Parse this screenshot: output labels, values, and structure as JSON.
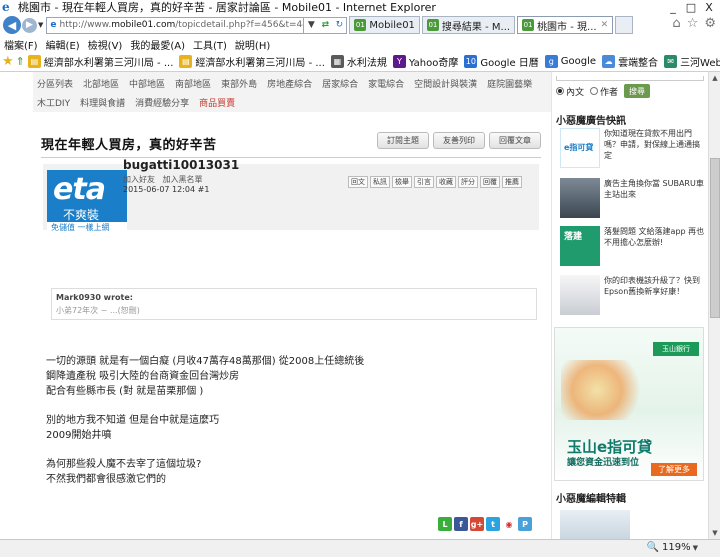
{
  "window": {
    "title": "桃園市 - 現在年輕人買房，真的好辛苦 - 居家討論區 - Mobile01 - Internet Explorer",
    "controls": [
      "_",
      "□",
      "X"
    ]
  },
  "address": {
    "url_prefix": "http://www.",
    "url_host": "mobile01.com",
    "url_path": "/topicdetail.php?f=456&t=4410670"
  },
  "tabs": [
    {
      "label": "Mobile01",
      "icon": "01"
    },
    {
      "label": "搜尋結果 - M...",
      "icon": "01"
    },
    {
      "label": "桃園市 - 現...",
      "icon": "01"
    }
  ],
  "menu": [
    "檔案(F)",
    "編輯(E)",
    "檢視(V)",
    "我的最愛(A)",
    "工具(T)",
    "說明(H)"
  ],
  "favorites": [
    {
      "label": "經濟部水利署第三河川局 - ...",
      "icon": "file-icon",
      "color": "#e8b21d"
    },
    {
      "label": "經濟部水利署第三河川局 - ...",
      "icon": "file-icon",
      "color": "#e8b21d"
    },
    {
      "label": "水利法規",
      "icon": "law-icon",
      "color": "#5a5a5a"
    },
    {
      "label": "Yahoo奇摩",
      "icon": "Y",
      "color": "#5c1a8a"
    },
    {
      "label": "Google 日曆",
      "icon": "10",
      "color": "#2a6fd1"
    },
    {
      "label": "Google",
      "icon": "g",
      "color": "#3a7bd5"
    },
    {
      "label": "雲端整合",
      "icon": "cloud-icon",
      "color": "#4a8ad9"
    },
    {
      "label": "三河WebMail",
      "icon": "mail-icon",
      "color": "#2a8a6a"
    }
  ],
  "catnav": {
    "row1": [
      "分區列表",
      "北部地區",
      "中部地區",
      "南部地區",
      "東部外島",
      "房地產綜合",
      "居家綜合",
      "家電綜合",
      "空間設計與裝潢",
      "庭院園藝樂"
    ],
    "row2": [
      "木工DIY",
      "料理與食譜",
      "消費經驗分享",
      "商品買賣"
    ]
  },
  "post": {
    "title": "現在年輕人買房，真的好辛苦",
    "header_buttons": [
      "訂閱主題",
      "友善列印",
      "回覆文章"
    ],
    "avatar": {
      "logo": "eta",
      "sub": "不爽裝",
      "strip": "免儲值 一樣上網"
    },
    "username": "bugatti10013031",
    "user_links": [
      "加入好友",
      "加入黑名單"
    ],
    "date": "2015-06-07 12:04  #1",
    "actions": [
      "回文",
      "私訊",
      "檢舉",
      "引言",
      "收藏",
      "評分",
      "回覆",
      "推薦"
    ],
    "quote_author": "Mark0930 wrote:",
    "quote_text": "小弟72年次 ~ ...(恕刪)",
    "body": [
      "一切的源頭 就是有一個白癡 (月收47萬存48萬那個) 從2008上任總統後",
      "鋼降遺產稅 吸引大陸的台商資金回台灣炒房",
      "配合有些縣市長 (對 就是苗栗那個 )",
      "",
      "別的地方我不知道 但是台中就是這麼巧",
      "2009開始井噴",
      "",
      "為何那些殺人魔不去宰了這個垃圾?",
      "不然我們都會很感激它們的"
    ],
    "share_icons": [
      "line-icon",
      "facebook-icon",
      "google-plus-icon",
      "twitter-icon",
      "weibo-icon",
      "plurk-icon"
    ]
  },
  "sidebar": {
    "search_options": [
      "內文",
      "作者"
    ],
    "search_selected": "內文",
    "search_button": "搜尋",
    "ad_heading": "小惡魔廣告快訊",
    "ads": [
      {
        "text": "你知道現在貸款不用出門嗎？申請，對保線上通通搞定",
        "thumb": "e指可貸"
      },
      {
        "text": "廣告主角換你當 SUBARU車主站出來",
        "thumb": "car"
      },
      {
        "text": "落髮問題 文給落建app 再也不用擔心怎麼辦!",
        "thumb": "落建"
      },
      {
        "text": "你的印表機該升級了？快到Epson舊換新享好康！",
        "thumb": "printer"
      }
    ],
    "banner": {
      "brand": "玉山銀行",
      "big": "玉山e指可貸",
      "sub": "讓您資金迅速到位",
      "cta": "了解更多"
    },
    "editor_heading": "小惡魔編輯特輯"
  },
  "status": {
    "zoom": "119%"
  },
  "colors": {
    "accent": "#1b7ec9",
    "green_btn": "#6b9a4e",
    "banner_green": "#0f7a6b",
    "cta": "#e96a1f"
  }
}
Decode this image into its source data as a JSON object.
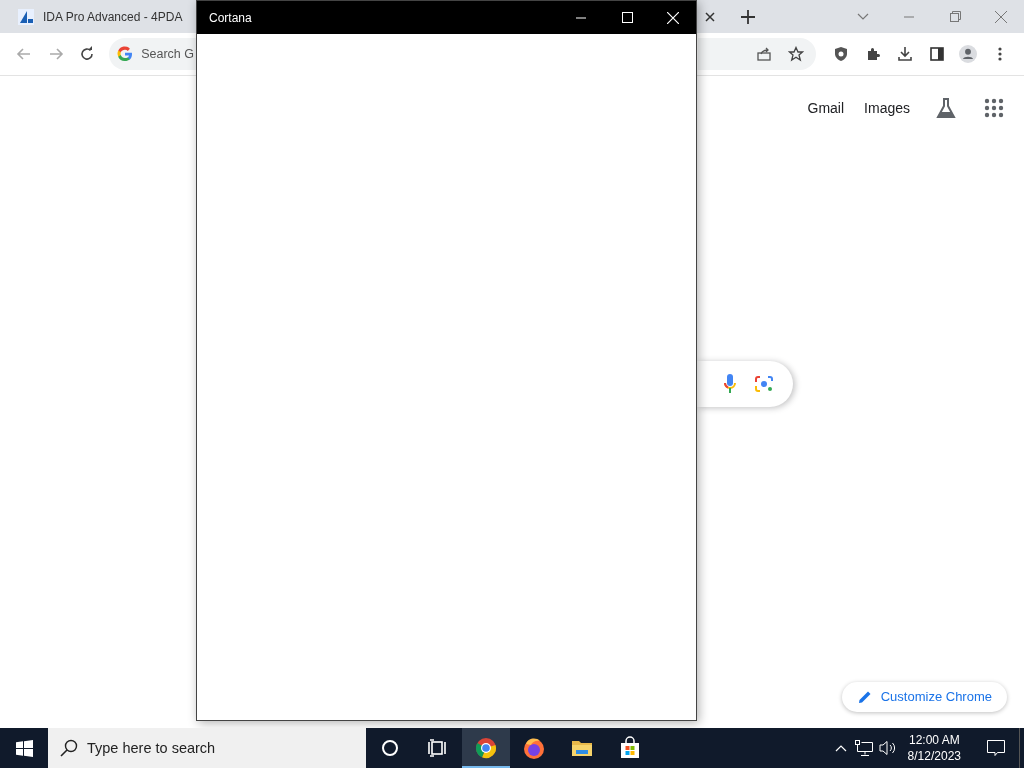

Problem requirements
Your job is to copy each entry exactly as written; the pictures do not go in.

Expected answer
Parse this screenshot: output labels, values, and structure as JSON.
{
  "window": {
    "title": "桃園市 - 現在年輕人買房，真的好辛苦 - 居家討論區 - Mobile01 - Internet Explorer",
    "controls": [
      "_",
      "□",
      "X"
    ]
  },
  "address": {
    "url_prefix": "http://www.",
    "url_host": "mobile01.com",
    "url_path": "/topicdetail.php?f=456&t=4410670"
  },
  "tabs": [
    {
      "label": "Mobile01",
      "icon": "01"
    },
    {
      "label": "搜尋結果 - M...",
      "icon": "01"
    },
    {
      "label": "桃園市 - 現...",
      "icon": "01"
    }
  ],
  "menu": [
    "檔案(F)",
    "編輯(E)",
    "檢視(V)",
    "我的最愛(A)",
    "工具(T)",
    "說明(H)"
  ],
  "favorites": [
    {
      "label": "經濟部水利署第三河川局 - ...",
      "icon": "file-icon",
      "color": "#e8b21d"
    },
    {
      "label": "經濟部水利署第三河川局 - ...",
      "icon": "file-icon",
      "color": "#e8b21d"
    },
    {
      "label": "水利法規",
      "icon": "law-icon",
      "color": "#5a5a5a"
    },
    {
      "label": "Yahoo奇摩",
      "icon": "Y",
      "color": "#5c1a8a"
    },
    {
      "label": "Google 日曆",
      "icon": "10",
      "color": "#2a6fd1"
    },
    {
      "label": "Google",
      "icon": "g",
      "color": "#3a7bd5"
    },
    {
      "label": "雲端整合",
      "icon": "cloud-icon",
      "color": "#4a8ad9"
    },
    {
      "label": "三河WebMail",
      "icon": "mail-icon",
      "color": "#2a8a6a"
    }
  ],
  "catnav": {
    "row1": [
      "分區列表",
      "北部地區",
      "中部地區",
      "南部地區",
      "東部外島",
      "房地產綜合",
      "居家綜合",
      "家電綜合",
      "空間設計與裝潢",
      "庭院園藝樂"
    ],
    "row2": [
      "木工DIY",
      "料理與食譜",
      "消費經驗分享",
      "商品買賣"
    ]
  },
  "post": {
    "title": "現在年輕人買房，真的好辛苦",
    "header_buttons": [
      "訂閱主題",
      "友善列印",
      "回覆文章"
    ],
    "avatar": {
      "logo": "eta",
      "sub": "不爽裝",
      "strip": "免儲值 一樣上網"
    },
    "username": "bugatti10013031",
    "user_links": [
      "加入好友",
      "加入黑名單"
    ],
    "date": "2015-06-07 12:04  #1",
    "actions": [
      "回文",
      "私訊",
      "檢舉",
      "引言",
      "收藏",
      "評分",
      "回覆",
      "推薦"
    ],
    "quote_author": "Mark0930 wrote:",
    "quote_text": "小弟72年次 ~ ...(恕刪)",
    "body": [
      "一切的源頭 就是有一個白癡 (月收47萬存48萬那個) 從2008上任總統後",
      "鋼降遺產稅 吸引大陸的台商資金回台灣炒房",
      "配合有些縣市長 (對 就是苗栗那個 )",
      "",
      "別的地方我不知道 但是台中就是這麼巧",
      "2009開始井噴",
      "",
      "為何那些殺人魔不去宰了這個垃圾?",
      "不然我們都會很感激它們的"
    ],
    "share_icons": [
      "line-icon",
      "facebook-icon",
      "google-plus-icon",
      "twitter-icon",
      "weibo-icon",
      "plurk-icon"
    ]
  },
  "sidebar": {
    "search_options": [
      "內文",
      "作者"
    ],
    "search_selected": "內文",
    "search_button": "搜尋",
    "ad_heading": "小惡魔廣告快訊",
    "ads": [
      {
        "text": "你知道現在貸款不用出門嗎？申請，對保線上通通搞定",
        "thumb": "e指可貸"
      },
      {
        "text": "廣告主角換你當 SUBARU車主站出來",
        "thumb": "car"
      },
      {
        "text": "落髮問題 文給落建app 再也不用擔心怎麼辦!",
        "thumb": "落建"
      },
      {
        "text": "你的印表機該升級了？快到Epson舊換新享好康！",
        "thumb": "printer"
      }
    ],
    "banner": {
      "brand": "玉山銀行",
      "big": "玉山e指可貸",
      "sub": "讓您資金迅速到位",
      "cta": "了解更多"
    },
    "editor_heading": "小惡魔編輯特輯"
  },
  "status": {
    "zoom": "119%"
  },
  "colors": {
    "accent": "#1b7ec9",
    "green_btn": "#6b9a4e",
    "banner_green": "#0f7a6b",
    "cta": "#e96a1f"
  }
}
Decode this image into its source data as a JSON object.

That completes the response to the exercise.